The Key To Knowing A "Good Deal"
Understand how you deal with stress. If you can't handle the stress of a remodel or complicated/lengthy transactions, getting a house that is in foreclosure or requires extensive work might not be such a good deal. Permits require understanding codes or hiring contractors who do yet ultimately the homeowner is responsible if there is a permit issue. Moving itself is stressful, so consider when your "good deal" brings any extra stresses with it. Some people thrive on getting a good deal and doing home projects, so they have extra energy to deal with such things. Know if this is you.
Personal Style. You always dreamed of a cozy urban oasis, but you are about to settle for a suburban family home. Are you really ready for lawn-care 101? Have you compromised your personal style for a price tag? Allow yourself to really feel good about who you are and what you want. Compromising your personal style is probably not something that you can put a price on.
Work. Are you planning to commute to a job? Is the property and neighborhood suitable to working from home? Location is one aspect of this question, but proper light, heat, sound-proofing or other issues may make work related issues a bigger deal than you first imagine. Consider the availability of communications like phone, internet, and other essentials if you plan to work from the property. If clients come to your home office, will you need a separate entrance or more parking? Again, understand the local regulations for running a business from your home in any situation where you are considering doing so.
Know The House And How It Fits You
Does the house have what you want? If you are compromising on things like storage, closets might be built, or furniture could remedy some of that but building a garage, or adding an attic or basement might not be possible or practical. Look at the house with a critical eye, seeing how it matches with what you are really wanting to buy. The fewer compromises you make, the happier you will be long-term.
Upkeep and Maintenance. Notice elements of the home or property that require work to maintain. Pay attention to things like decks, countertops, bathtub surrounds, floors, fencing, landscaping and other areas where there might be work to do seasonally. Are you prepared to do that yourself, or will you hire this work out? Does the climate affect materials in such a way that decks or fences will need to be stained or replaced more frequently? Can you keep up with all the grout involved in that fancy tile work? If a property requires more work, attention, or money for upkeep than you can afford, perhaps the good deal is just not a good fit for you.

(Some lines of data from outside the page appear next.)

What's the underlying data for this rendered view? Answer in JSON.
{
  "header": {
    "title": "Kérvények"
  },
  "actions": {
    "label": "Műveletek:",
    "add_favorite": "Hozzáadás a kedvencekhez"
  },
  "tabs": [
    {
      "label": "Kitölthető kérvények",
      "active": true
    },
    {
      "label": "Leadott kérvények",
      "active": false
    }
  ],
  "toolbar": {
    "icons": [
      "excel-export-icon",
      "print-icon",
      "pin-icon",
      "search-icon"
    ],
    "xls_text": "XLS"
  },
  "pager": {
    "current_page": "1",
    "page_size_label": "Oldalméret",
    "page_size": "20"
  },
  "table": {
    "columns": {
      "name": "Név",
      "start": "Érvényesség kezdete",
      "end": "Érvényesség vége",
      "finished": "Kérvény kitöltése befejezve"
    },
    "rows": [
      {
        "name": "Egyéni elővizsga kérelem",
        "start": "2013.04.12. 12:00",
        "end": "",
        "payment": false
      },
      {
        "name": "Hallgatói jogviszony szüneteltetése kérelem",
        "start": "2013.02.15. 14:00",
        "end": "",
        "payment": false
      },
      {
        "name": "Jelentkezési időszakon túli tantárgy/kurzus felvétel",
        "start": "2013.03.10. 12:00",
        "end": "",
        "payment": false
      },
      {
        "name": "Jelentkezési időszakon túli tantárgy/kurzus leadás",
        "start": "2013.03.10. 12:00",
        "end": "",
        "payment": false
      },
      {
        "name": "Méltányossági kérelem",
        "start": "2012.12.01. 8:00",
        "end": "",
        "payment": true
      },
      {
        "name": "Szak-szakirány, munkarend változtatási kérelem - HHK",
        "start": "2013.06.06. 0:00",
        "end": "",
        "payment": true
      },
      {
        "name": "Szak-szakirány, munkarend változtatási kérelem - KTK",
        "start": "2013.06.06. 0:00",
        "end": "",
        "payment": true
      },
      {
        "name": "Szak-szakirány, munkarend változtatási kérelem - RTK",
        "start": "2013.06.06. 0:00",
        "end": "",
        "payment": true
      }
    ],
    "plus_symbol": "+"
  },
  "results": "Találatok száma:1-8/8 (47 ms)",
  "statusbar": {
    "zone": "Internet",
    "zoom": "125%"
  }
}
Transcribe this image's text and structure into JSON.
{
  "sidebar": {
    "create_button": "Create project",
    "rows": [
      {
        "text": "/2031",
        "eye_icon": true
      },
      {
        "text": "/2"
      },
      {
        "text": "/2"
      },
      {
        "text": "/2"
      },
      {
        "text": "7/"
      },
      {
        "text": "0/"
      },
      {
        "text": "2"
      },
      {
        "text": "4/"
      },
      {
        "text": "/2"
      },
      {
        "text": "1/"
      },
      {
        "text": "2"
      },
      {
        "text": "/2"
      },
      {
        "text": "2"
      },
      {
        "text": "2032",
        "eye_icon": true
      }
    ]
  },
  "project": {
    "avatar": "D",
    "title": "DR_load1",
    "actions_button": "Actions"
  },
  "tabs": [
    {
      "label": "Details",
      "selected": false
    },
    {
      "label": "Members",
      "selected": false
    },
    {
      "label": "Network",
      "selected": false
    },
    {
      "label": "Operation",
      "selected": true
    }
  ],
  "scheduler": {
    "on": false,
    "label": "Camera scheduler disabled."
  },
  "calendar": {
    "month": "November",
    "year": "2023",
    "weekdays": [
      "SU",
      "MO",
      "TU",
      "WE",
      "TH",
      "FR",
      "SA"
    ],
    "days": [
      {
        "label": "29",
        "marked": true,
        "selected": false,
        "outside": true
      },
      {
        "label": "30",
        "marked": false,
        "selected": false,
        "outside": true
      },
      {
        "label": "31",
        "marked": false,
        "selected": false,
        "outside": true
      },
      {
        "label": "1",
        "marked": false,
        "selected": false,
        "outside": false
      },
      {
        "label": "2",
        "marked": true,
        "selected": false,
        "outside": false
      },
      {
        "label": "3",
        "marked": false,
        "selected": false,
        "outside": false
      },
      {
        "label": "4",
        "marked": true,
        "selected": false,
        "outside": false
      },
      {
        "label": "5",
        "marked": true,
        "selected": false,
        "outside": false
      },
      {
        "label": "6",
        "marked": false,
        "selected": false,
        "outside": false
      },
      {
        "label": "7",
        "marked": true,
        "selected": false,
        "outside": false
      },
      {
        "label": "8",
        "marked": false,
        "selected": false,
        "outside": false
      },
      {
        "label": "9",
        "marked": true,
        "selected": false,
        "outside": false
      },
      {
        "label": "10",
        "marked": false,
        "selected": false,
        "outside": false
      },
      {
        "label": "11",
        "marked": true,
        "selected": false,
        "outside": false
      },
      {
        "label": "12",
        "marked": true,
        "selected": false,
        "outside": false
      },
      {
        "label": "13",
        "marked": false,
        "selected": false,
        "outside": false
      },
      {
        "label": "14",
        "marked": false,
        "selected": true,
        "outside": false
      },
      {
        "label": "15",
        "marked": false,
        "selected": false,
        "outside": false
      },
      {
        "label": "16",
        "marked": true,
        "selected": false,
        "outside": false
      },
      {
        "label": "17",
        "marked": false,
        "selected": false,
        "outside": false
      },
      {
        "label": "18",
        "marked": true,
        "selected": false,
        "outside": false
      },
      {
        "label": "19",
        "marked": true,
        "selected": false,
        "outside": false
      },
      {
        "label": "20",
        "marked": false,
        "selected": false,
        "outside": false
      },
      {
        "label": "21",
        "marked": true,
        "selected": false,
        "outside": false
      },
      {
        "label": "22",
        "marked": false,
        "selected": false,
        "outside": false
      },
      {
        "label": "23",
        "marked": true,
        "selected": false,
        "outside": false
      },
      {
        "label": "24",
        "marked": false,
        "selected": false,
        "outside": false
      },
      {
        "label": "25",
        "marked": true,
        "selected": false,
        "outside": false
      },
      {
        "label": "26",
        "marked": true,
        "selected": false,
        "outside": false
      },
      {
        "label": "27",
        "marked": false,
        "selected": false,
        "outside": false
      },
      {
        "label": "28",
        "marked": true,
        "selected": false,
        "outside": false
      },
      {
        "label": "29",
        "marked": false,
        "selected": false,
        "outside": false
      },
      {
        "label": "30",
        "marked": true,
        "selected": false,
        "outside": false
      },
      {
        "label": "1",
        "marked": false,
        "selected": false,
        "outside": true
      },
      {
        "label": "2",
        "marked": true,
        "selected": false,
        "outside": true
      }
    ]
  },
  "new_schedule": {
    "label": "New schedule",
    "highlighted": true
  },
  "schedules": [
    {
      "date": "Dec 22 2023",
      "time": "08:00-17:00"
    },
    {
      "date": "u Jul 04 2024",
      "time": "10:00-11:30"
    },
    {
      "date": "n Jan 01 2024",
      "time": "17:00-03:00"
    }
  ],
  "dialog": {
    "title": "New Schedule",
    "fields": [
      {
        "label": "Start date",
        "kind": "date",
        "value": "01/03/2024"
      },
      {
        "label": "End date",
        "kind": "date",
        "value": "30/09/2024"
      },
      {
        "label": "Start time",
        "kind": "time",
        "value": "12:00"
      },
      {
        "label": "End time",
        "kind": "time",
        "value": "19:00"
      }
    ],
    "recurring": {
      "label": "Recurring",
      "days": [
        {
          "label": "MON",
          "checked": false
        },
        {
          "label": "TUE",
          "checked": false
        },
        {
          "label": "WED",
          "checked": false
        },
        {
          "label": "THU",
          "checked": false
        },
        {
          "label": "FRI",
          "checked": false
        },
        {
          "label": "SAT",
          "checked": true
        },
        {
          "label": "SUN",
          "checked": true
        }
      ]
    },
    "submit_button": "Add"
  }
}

Community. Remember, when you buy a property you are buying into a community. What is the feeling of the neighborhood? Are there issues to cause you personal concern? Evaluate the people who live in the area. Are there a lot of rentals, or do people own their own homes? How are the schools and local stores? Do you feel comfortable walking the streets, driving around, parking your car? What are the social opportunities and would you partake in them? Are you a person of faith or do you have strong political leanings? Buying into a neighborhood can call all of these questions into the forefront. Getting to know the tenor of the community and neighborhood can aid you in determining if there are issues to consider, especially if you are home a lot. Driving or walking around the neighborhood at different times of day and on the weekends might give you a better idea of the people in the area.
Going For It
Your hard work in considering all the above is just part of the due diligence when buying a home. Answering honestly will pay off in all sorts of ways. You will go in to your new home with open eyes and hopefully a good deal...just make sure it is good deal for YOU.